Gross Combination Mass (GCM)
The GCM of a vehicle indicates the combined mass of the hauling unit and trailers. Road Trains can have a GCM of up to 115 tonnes.
Gross Combination Mass = 115.5 tonnes. All are maximum permissible weights
A single steer axle maximum load is 6 tonne
A tandem axle (non-steer) maximum load is 16.5 tonne.
A tri-axle group maximum load is 20 tonne.
As previously mentioned, a triple bottom road train can measure up to 53.5 metres or 174 feet in length. Height of the vehicle must not be greater than 4.3 metres (14ft) except for cattle crates. Cattle crates are trailers with two internal decks designed to carry livestock especially cattle. Cattle crates can be up to 4.6 metres (15ft) in height. Verticle exhaust stacks cannot exceed 4.5 metres. Maximum width of vehicles, including mirrors, not to exceed 2.5 metres (8ft).
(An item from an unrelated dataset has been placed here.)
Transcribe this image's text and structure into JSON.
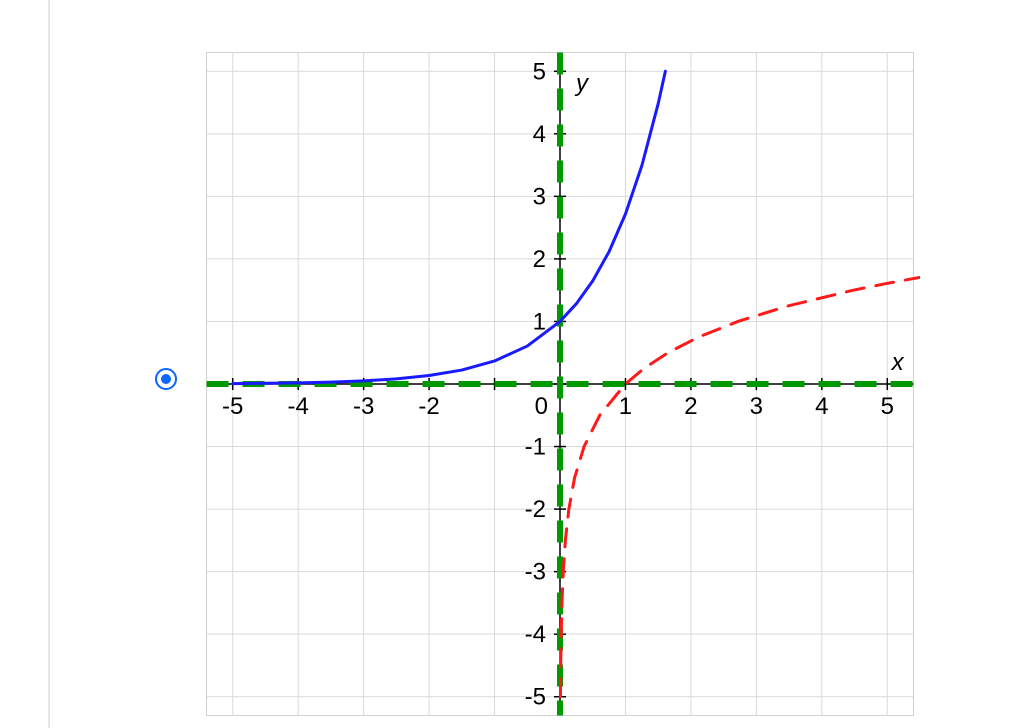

Road Train History
The earliest Road Train was developed by the British Army prior to WWII. This vehicle was an A.E.G and was hell on wheels for its driver. The radiator for the vehicle was situated more or less in the cab, just behind the driver and his off-sider. The heat and noise must have been incredible - imagine spending a few days bouncing about on dirt roads, in 40oC+ tempratures. The A.E.G. pulled up to eight trailers behind it. Often when trying to negotiate a steep hill or jump up, the trailers would have to be disconnected and taken up the hill one by one.
The development of the modern day Road Train is credited to Kurt Johansen from Alice Springs in the Northern Territory. It was Kurt who developed the concept of self-tracking trailers. Without going into the technical aspects of their design, a series of self-tracking trailers have a superior performance during cornering (swept path). It's due to self-tracking trailers that Road Trains can operate on normal roads and interact with other public road users.
The early Road Trains from the 50s and 60s were pretty basic machines with many of the prime movers being British based eg, Foden and Scammell. Very quickly after their inception, Road Trains revolutionised the transportation of cattle throughout the vast distances of the Australian outback. Prior to the introduction of Road Trains, cattle were moved hundreds, even thousands of miles, by foot in cattle drives. A cattle drive over rough land with little or no food and water resulted in stock loss and a general deterioration of stock condition during the journey. With Road Trains, hundreds of head of cattle could be moved in the space of a very short time with less loss of stock and better stock condition at journeys end. Obviously pastoralists embraced Road Trains with a vengence and almost overnight cattle drives faded away.
It wasn't long before North American manufacturers started to supply prime movers for Road Train use. Mack's, which were in great abundance in the post-war years, were soon being used to pull Road Trains throughout the territory. Kenworths, International, Whites, etc, all started to make their prescence felt in the market place. During this time, very few European manufacturers were represented in the market. Over the past few years however, European manufacturers such as Volvo, Scania and Mercedes-Benz have begun to produce vehicles capable of withstanding the demands of the Australian outback and are capable (and rated) of pulling three loaded trailers. One of the favourite prime movers, due to its reliability, power and ability to withstand atrocious conditions, was the Mack fitted with a 500hp V8 engine.
Recent changes to Australian driver licensing has seen the introduction of a licence endorsement for those drivers who take their driving test in a North American prime mover with constant mesh transmissions (crash box) and a different licence endorsement for drivers sitting their test in a European prime mover fitted with a syncromesh gearbox. Opinion has it that while a driver may be able to use a syncro box it does not automatically follow on that that driver can operate a crash box.
To be continued.